What you are asked to do: Please set down every entry below exactly as given.

(Beginning of Data provided)

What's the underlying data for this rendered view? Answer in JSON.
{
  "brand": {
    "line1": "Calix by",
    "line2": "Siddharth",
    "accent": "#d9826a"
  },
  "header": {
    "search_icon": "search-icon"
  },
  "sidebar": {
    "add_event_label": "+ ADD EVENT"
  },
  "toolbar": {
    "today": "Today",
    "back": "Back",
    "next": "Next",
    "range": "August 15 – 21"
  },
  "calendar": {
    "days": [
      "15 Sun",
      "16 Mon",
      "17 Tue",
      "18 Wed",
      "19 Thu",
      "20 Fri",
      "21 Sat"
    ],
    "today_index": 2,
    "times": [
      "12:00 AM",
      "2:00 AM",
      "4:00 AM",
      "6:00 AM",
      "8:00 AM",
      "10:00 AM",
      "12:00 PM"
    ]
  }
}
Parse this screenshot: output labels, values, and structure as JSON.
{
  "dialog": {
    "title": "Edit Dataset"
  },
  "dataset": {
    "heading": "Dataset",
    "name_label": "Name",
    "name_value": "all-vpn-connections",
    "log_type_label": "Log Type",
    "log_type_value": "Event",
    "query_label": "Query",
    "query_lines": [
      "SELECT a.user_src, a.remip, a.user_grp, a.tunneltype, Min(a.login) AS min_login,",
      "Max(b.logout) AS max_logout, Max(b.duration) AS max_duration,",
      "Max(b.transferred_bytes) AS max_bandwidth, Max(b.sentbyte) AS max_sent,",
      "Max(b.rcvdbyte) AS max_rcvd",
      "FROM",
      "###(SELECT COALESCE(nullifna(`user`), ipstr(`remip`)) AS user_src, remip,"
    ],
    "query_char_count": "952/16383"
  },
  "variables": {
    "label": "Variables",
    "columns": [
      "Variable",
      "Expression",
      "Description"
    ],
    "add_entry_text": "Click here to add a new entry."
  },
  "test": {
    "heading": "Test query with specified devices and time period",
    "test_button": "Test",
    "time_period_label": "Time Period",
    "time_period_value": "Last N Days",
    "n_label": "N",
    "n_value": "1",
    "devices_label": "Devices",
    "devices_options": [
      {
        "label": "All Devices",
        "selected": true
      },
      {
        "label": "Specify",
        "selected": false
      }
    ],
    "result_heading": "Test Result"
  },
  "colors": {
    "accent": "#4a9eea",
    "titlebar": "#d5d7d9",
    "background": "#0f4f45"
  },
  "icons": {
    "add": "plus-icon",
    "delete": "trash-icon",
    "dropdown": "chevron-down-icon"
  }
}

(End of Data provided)

Response:
What's the underlying data for this rendered view? Answer in JSON.
{
  "brand": {
    "line1": "Calix by",
    "line2": "Siddharth",
    "accent": "#d9826a"
  },
  "header": {
    "search_icon": "search-icon"
  },
  "sidebar": {
    "add_event_label": "+ ADD EVENT"
  },
  "toolbar": {
    "today": "Today",
    "back": "Back",
    "next": "Next",
    "range": "August 15 – 21"
  },
  "calendar": {
    "days": [
      "15 Sun",
      "16 Mon",
      "17 Tue",
      "18 Wed",
      "19 Thu",
      "20 Fri",
      "21 Sat"
    ],
    "today_index": 2,
    "times": [
      "12:00 AM",
      "2:00 AM",
      "4:00 AM",
      "6:00 AM",
      "8:00 AM",
      "10:00 AM",
      "12:00 PM"
    ]
  }
}
Parse this screenshot: output labels, values, and structure as JSON.
{
  "dialog": {
    "title": "Edit Dataset"
  },
  "dataset": {
    "heading": "Dataset",
    "name_label": "Name",
    "name_value": "all-vpn-connections",
    "log_type_label": "Log Type",
    "log_type_value": "Event",
    "query_label": "Query",
    "query_lines": [
      "SELECT a.user_src, a.remip, a.user_grp, a.tunneltype, Min(a.login) AS min_login,",
      "Max(b.logout) AS max_logout, Max(b.duration) AS max_duration,",
      "Max(b.transferred_bytes) AS max_bandwidth, Max(b.sentbyte) AS max_sent,",
      "Max(b.rcvdbyte) AS max_rcvd",
      "FROM",
      "###(SELECT COALESCE(nullifna(`user`), ipstr(`remip`)) AS user_src, remip,"
    ],
    "query_char_count": "952/16383"
  },
  "variables": {
    "label": "Variables",
    "columns": [
      "Variable",
      "Expression",
      "Description"
    ],
    "add_entry_text": "Click here to add a new entry."
  },
  "test": {
    "heading": "Test query with specified devices and time period",
    "test_button": "Test",
    "time_period_label": "Time Period",
    "time_period_value": "Last N Days",
    "n_label": "N",
    "n_value": "1",
    "devices_label": "Devices",
    "devices_options": [
      {
        "label": "All Devices",
        "selected": true
      },
      {
        "label": "Specify",
        "selected": false
      }
    ],
    "result_heading": "Test Result"
  },
  "colors": {
    "accent": "#4a9eea",
    "titlebar": "#d5d7d9",
    "background": "#0f4f45"
  },
  "icons": {
    "add": "plus-icon",
    "delete": "trash-icon",
    "dropdown": "chevron-down-icon"
  }
}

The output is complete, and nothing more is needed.